The co-founder of a Tanzanian whistle-blowing website has been charged with obstructing an investigation after not handing over the details of people who post on the site to the police.
Maxence Melo, a director of Jamii Forums message boards, was charged under a controversial cybercrimes law.
The government said the law would stop the spread of lies, sedition and pornographic material online.
But critics say the law limits freedom of expression.
One US aid agency ,The Millennium Challenge Corporation (MCC), cancelled nearly $500m (£405m) of funding in March partly on concerns over the enforcement of the law.
Tweeters have been using the hashtag #FreeMaxenceMelo in protest at Mr Melo's arrest.
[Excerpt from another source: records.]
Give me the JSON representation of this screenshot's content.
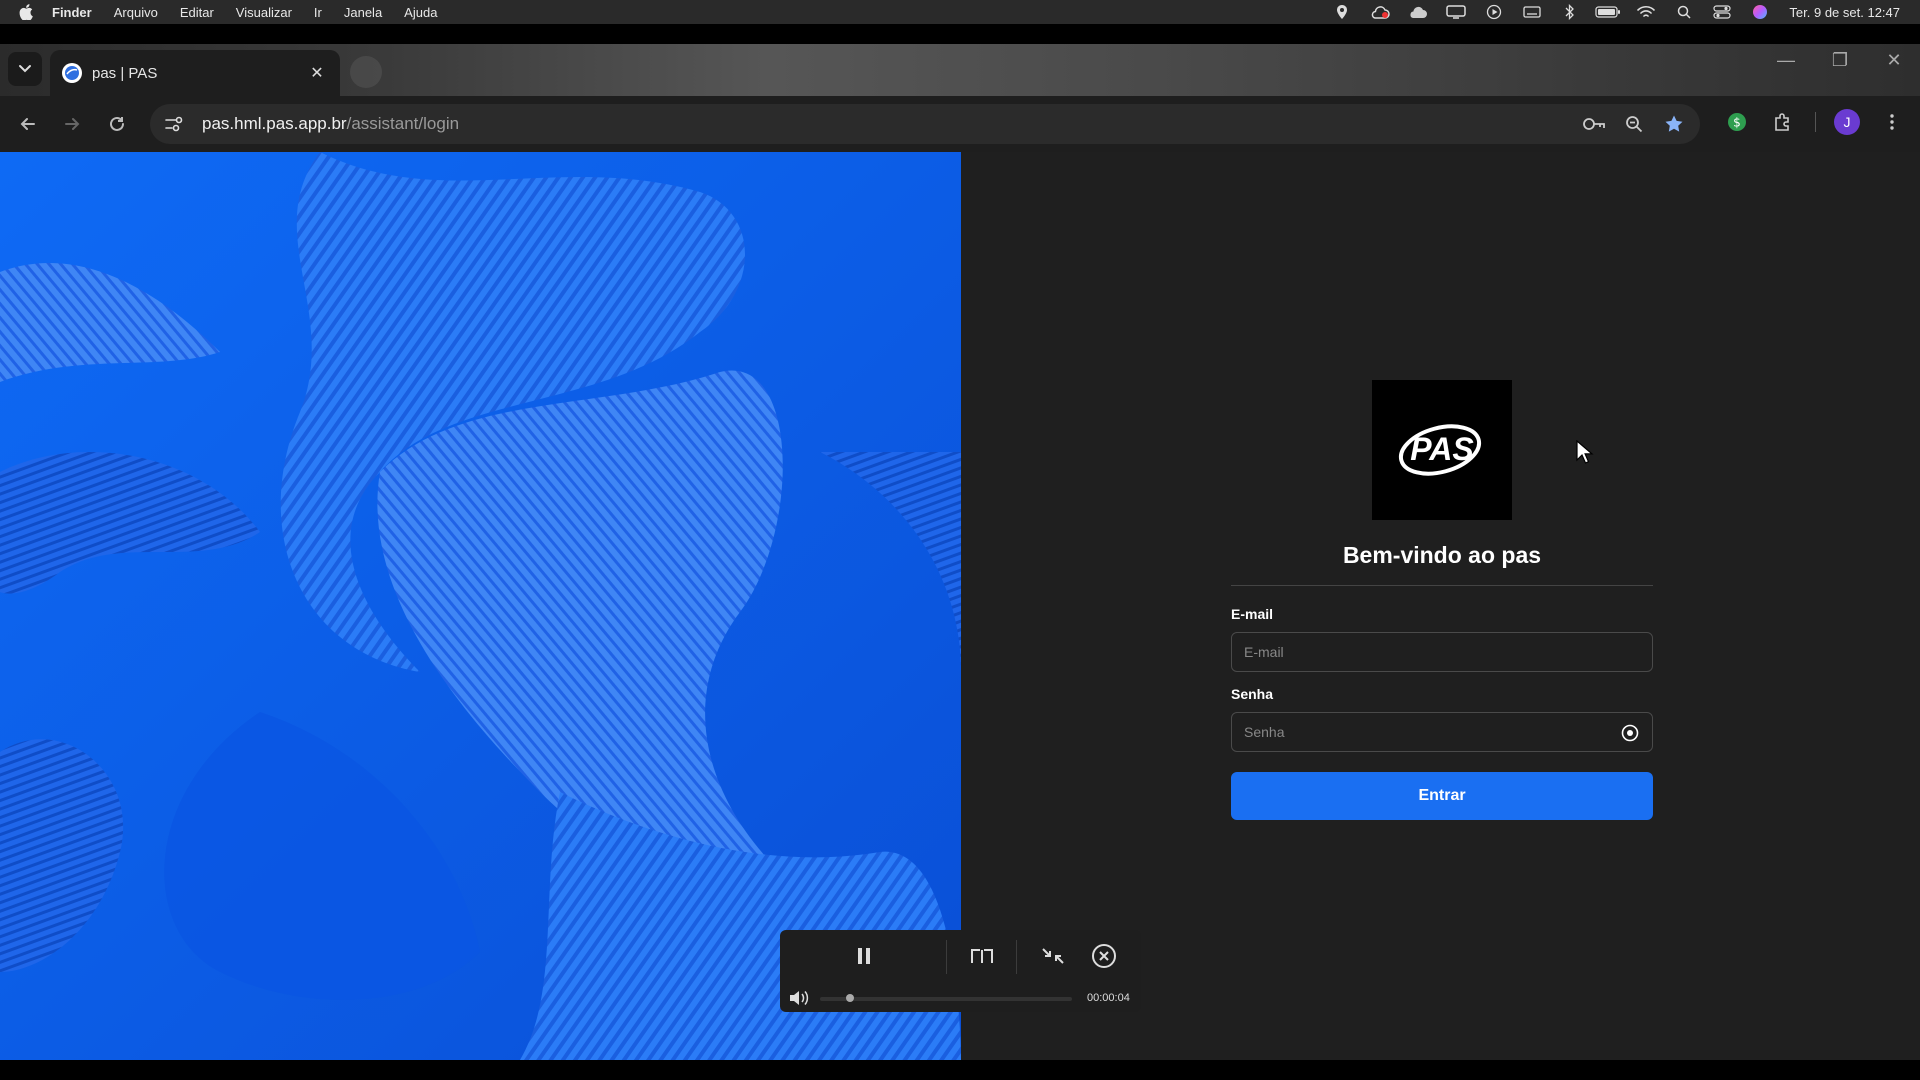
{
  "menubar": {
    "app_name": "Finder",
    "items": [
      "Arquivo",
      "Editar",
      "Visualizar",
      "Ir",
      "Janela",
      "Ajuda"
    ],
    "clock": "Ter. 9 de set. 12:47",
    "tray_icons": [
      "location-icon",
      "cloud-sync-icon",
      "cloud-icon",
      "display-icon",
      "play-icon",
      "keyboard-icon",
      "bluetooth-icon",
      "battery-icon",
      "wifi-icon",
      "search-icon",
      "control-center-icon",
      "siri-icon"
    ]
  },
  "browser": {
    "tab": {
      "title": "pas | PAS"
    },
    "url_host": "pas.hml.pas.app.br",
    "url_path": "/assistant/login",
    "profile_initial": "J"
  },
  "login": {
    "logo_text": "PAS",
    "welcome": "Bem-vindo ao pas",
    "email_label": "E-mail",
    "email_placeholder": "E-mail",
    "password_label": "Senha",
    "password_placeholder": "Senha",
    "submit_label": "Entrar"
  },
  "media_player": {
    "time": "00:00:04",
    "progress": 0.12
  },
  "colors": {
    "accent": "#1a6ff2",
    "hero_blue": "#0a5ff0",
    "page_bg": "#1f1f1f"
  }
}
On Wednesday Tanzanian police took Mr Melo to his office and home to search for the users' details they wanted.
Mr Melo's lawyer told the BBC the search was against his consent and the police did not have a search warrant.
The Jamii Forums other co-founder, Mike Mushi, told the BBC the police didn't take anything but made copies of several documents.
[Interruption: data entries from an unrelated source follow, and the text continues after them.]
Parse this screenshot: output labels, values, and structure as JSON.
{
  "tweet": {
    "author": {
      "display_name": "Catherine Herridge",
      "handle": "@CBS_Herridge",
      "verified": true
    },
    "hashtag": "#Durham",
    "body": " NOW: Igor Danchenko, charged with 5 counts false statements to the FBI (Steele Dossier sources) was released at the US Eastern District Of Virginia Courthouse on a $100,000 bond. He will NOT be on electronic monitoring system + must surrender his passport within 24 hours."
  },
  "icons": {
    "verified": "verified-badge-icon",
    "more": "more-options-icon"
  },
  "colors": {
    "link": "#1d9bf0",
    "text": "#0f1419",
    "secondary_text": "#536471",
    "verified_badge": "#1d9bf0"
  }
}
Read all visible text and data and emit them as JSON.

Mr Melo appeared at Kisutu court in Dar es Salaam on Friday, charged with obstructing an investigation and with failing to register the site with a co.tz domain name.
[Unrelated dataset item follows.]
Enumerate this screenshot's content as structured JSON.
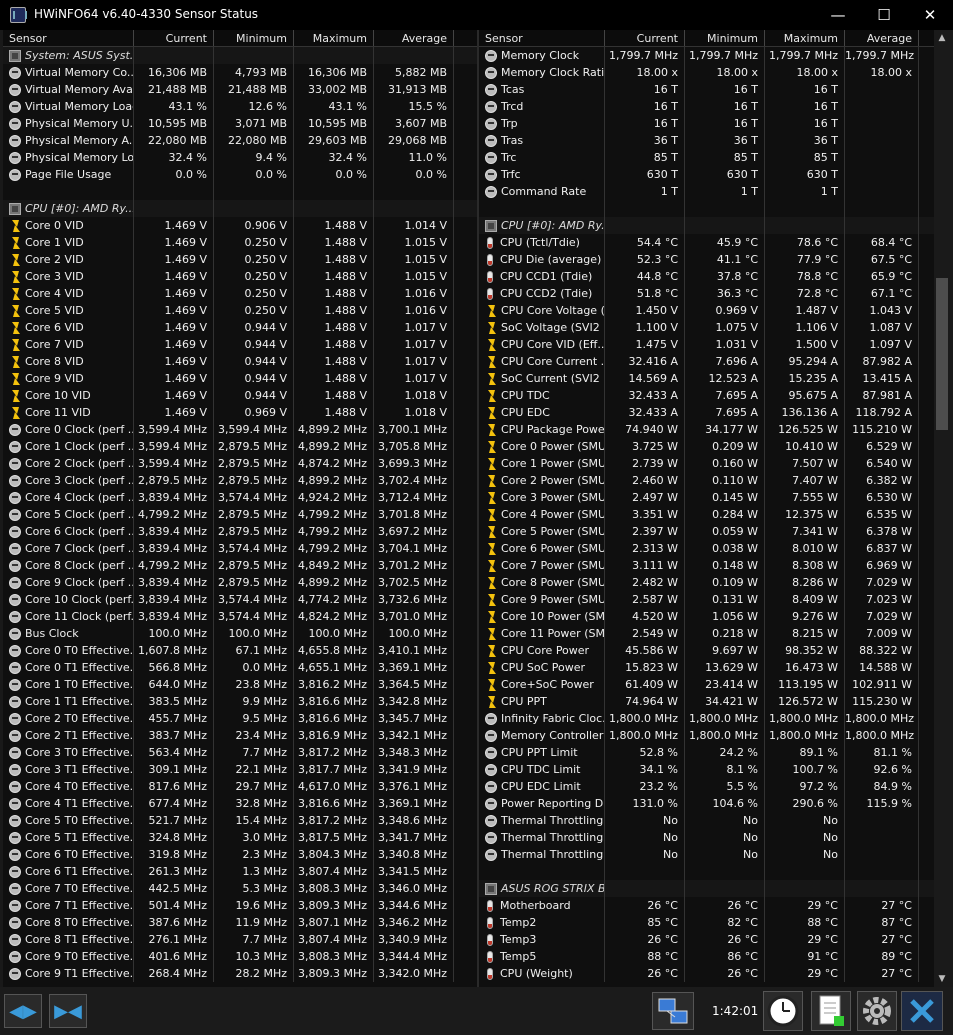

The cybercrime law made it a legal requirement for all websites in Tanzania to have a co.tz domain name.
The BBC's Sammy Awami reports that Mr Melo's bail hearing has been postponed until Monday. After he was charged, he was sent to Keko Prison in the country's economic capital, Dar es Salaam.
Technology journalist Tefo Mohapi says JamiiForums has played a huge part in exposing corruption in Tanzania.
He says information posted on the site about corrupt deals has led to the resignation of a prime minister, the dissolution of a cabinet and several ministers losing their jobs.